Start of Supplied entries
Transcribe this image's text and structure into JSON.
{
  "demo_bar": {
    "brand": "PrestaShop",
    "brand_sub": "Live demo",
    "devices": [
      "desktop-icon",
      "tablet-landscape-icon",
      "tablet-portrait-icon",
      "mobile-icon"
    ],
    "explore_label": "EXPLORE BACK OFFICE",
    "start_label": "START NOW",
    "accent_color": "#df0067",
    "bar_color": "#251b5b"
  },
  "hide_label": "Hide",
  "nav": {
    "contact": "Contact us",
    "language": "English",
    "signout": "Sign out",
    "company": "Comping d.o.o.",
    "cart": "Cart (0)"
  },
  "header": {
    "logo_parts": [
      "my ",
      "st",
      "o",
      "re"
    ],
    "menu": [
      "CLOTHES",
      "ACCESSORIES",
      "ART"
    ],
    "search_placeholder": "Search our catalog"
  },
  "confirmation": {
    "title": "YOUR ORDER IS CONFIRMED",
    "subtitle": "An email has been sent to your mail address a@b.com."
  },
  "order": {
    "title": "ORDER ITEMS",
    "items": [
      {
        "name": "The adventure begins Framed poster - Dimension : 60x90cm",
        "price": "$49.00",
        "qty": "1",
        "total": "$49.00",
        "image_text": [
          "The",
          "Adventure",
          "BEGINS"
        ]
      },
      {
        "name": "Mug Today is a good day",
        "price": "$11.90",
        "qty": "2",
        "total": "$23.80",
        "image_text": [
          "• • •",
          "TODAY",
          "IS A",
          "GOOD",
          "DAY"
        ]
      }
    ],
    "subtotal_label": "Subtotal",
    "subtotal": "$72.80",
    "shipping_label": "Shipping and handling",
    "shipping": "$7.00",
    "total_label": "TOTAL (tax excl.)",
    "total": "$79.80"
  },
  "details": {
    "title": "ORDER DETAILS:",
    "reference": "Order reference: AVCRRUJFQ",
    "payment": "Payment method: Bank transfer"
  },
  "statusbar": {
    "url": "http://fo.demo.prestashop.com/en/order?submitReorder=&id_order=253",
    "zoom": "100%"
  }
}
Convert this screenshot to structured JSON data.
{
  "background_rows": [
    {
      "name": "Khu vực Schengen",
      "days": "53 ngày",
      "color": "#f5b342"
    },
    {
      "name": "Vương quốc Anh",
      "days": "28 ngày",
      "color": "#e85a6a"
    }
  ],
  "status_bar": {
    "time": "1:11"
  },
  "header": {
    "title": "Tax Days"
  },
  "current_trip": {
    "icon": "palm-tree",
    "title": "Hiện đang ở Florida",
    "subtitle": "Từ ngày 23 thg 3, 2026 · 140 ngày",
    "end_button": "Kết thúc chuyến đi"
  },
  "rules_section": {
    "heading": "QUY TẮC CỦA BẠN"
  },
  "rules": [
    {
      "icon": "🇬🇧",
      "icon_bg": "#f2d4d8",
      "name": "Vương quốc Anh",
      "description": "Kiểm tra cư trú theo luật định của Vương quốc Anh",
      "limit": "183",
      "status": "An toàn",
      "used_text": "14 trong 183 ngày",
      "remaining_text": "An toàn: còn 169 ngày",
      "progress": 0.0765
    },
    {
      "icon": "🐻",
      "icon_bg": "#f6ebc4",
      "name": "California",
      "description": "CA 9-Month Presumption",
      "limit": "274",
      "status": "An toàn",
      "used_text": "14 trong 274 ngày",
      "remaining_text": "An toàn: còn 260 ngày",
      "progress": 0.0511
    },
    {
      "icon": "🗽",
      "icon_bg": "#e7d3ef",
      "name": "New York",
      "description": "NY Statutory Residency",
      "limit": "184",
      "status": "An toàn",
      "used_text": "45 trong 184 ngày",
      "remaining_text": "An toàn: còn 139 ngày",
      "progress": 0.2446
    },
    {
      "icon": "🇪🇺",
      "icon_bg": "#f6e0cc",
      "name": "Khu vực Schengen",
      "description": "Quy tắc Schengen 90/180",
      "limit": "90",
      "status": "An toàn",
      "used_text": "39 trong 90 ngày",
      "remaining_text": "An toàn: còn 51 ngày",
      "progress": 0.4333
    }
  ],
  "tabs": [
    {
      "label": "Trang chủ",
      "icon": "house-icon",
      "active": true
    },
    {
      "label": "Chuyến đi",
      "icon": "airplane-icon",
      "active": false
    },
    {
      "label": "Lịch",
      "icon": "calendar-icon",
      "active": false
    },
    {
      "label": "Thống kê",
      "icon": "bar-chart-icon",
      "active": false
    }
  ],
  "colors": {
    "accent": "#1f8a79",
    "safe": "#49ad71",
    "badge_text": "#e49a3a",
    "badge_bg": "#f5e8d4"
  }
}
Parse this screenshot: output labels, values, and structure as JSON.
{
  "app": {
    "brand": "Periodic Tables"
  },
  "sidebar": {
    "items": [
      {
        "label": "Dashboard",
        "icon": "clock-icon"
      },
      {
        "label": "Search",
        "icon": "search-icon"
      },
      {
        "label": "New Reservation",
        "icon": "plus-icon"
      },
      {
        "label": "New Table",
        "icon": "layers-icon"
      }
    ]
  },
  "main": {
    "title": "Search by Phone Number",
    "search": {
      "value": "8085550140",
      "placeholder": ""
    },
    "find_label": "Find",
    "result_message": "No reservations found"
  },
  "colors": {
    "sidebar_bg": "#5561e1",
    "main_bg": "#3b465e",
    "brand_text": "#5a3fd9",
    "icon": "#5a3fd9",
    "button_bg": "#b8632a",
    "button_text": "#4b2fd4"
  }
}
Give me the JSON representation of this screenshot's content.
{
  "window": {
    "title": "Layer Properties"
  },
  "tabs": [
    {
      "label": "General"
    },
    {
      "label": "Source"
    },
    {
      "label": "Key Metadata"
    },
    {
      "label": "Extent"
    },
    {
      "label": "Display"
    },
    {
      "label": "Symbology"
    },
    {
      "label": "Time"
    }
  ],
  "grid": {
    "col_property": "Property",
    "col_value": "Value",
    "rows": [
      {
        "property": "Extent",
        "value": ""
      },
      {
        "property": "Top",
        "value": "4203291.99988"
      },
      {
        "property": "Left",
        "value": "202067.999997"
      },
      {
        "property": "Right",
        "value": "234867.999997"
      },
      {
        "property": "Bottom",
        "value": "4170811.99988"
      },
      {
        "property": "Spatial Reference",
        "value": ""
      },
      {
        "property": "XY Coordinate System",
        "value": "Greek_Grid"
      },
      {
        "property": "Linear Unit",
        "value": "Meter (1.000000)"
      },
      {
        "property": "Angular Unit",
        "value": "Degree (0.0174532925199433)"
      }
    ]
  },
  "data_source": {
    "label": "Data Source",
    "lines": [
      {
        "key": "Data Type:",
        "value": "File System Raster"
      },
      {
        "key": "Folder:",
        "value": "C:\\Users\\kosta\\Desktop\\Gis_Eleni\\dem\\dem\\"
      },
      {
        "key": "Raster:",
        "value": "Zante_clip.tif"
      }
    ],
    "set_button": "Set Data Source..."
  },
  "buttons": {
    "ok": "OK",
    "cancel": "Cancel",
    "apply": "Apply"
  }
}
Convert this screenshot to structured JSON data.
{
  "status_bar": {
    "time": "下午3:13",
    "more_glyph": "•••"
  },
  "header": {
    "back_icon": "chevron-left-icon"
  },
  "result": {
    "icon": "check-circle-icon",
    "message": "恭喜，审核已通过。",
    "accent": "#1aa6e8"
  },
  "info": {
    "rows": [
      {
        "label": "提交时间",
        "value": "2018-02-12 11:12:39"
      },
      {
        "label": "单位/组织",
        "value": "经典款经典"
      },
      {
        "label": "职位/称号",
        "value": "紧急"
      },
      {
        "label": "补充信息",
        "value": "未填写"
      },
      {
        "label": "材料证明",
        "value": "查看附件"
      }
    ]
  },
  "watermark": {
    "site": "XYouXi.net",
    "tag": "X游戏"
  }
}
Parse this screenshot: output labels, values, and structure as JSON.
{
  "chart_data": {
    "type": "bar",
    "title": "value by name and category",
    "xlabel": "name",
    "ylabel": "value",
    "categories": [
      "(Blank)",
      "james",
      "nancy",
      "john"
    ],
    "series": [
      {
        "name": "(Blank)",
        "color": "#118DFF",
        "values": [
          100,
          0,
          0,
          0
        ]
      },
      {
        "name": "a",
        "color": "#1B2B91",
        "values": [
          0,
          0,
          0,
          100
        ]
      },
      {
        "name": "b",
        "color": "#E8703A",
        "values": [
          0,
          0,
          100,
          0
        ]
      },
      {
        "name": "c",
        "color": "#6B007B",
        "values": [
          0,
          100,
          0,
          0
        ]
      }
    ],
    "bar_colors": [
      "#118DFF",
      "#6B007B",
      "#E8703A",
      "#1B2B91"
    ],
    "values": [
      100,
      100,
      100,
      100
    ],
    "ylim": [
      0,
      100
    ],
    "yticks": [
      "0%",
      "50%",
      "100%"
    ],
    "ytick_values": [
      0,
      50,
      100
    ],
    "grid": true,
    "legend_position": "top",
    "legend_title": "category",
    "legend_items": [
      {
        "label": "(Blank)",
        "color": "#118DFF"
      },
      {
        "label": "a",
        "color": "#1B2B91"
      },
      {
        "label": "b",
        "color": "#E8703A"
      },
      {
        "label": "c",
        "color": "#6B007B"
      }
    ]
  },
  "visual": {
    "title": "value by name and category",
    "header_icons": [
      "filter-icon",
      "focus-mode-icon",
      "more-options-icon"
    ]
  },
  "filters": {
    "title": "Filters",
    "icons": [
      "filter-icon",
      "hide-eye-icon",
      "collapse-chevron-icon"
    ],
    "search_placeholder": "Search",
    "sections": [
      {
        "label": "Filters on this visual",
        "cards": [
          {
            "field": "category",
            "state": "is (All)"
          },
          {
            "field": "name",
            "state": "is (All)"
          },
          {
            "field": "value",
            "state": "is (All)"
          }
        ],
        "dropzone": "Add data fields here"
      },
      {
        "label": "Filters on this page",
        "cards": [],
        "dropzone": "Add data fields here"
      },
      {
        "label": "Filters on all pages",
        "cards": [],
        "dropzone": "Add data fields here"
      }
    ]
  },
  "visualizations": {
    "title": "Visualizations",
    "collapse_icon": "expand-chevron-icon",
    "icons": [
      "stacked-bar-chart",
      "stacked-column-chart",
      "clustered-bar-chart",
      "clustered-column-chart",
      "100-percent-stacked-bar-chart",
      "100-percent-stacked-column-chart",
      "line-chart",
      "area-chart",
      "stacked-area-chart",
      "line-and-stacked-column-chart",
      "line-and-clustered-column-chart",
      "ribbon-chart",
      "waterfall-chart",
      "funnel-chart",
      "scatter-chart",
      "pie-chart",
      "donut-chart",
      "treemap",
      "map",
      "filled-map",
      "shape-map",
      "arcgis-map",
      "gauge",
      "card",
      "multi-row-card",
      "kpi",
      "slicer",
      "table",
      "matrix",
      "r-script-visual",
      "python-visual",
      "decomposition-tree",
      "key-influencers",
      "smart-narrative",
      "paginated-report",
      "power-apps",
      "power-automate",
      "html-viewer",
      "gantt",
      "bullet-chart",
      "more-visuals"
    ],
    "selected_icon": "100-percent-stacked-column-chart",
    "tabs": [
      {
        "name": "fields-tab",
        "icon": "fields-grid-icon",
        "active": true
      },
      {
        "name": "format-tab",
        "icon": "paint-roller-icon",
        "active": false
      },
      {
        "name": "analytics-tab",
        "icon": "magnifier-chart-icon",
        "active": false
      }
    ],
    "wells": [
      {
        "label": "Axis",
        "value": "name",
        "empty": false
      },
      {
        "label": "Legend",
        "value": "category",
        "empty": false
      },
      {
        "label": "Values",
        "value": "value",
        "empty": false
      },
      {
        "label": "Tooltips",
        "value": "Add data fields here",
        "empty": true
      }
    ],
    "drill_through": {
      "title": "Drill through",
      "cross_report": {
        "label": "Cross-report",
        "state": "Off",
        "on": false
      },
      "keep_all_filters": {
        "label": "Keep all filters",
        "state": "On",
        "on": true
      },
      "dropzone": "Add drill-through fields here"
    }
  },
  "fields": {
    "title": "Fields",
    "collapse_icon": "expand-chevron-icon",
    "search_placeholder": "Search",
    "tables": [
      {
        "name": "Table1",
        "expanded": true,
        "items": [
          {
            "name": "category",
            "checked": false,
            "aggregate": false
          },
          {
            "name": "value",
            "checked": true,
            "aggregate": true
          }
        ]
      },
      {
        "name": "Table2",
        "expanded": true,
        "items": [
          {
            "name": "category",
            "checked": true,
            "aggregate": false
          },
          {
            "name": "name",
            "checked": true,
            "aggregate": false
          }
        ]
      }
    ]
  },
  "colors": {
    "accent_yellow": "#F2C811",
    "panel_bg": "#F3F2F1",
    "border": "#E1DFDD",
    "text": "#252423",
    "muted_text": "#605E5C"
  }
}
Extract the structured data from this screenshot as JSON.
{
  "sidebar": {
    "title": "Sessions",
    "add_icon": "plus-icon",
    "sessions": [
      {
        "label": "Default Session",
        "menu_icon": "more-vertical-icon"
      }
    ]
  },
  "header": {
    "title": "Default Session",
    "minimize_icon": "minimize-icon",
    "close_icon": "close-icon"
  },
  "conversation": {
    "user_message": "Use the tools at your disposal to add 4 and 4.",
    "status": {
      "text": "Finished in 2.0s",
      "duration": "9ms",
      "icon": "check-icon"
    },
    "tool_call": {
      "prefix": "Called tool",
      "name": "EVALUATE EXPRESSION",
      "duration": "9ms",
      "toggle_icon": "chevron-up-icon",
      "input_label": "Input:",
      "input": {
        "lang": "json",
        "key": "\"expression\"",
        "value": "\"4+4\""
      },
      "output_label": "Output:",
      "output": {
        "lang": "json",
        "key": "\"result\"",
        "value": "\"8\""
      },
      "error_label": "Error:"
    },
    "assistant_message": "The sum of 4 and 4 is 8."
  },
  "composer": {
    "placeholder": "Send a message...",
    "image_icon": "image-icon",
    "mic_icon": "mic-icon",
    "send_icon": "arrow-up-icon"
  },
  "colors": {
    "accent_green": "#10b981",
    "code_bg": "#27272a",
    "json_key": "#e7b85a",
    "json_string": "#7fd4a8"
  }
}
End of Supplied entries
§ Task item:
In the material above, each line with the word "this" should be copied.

§ Expected output:
Transcribe this image's text and structure into JSON.
Convert this screenshot to structured JSON data.
Parse this screenshot: output labels, values, and structure as JSON.
Give me the JSON representation of this screenshot's content.
Convert this screenshot to structured JSON data.
Parse this screenshot: output labels, values, and structure as JSON.
        "label": "Filters on this visual",
        "label": "Filters on this page",
Extract the structured data from this screenshot as JSON.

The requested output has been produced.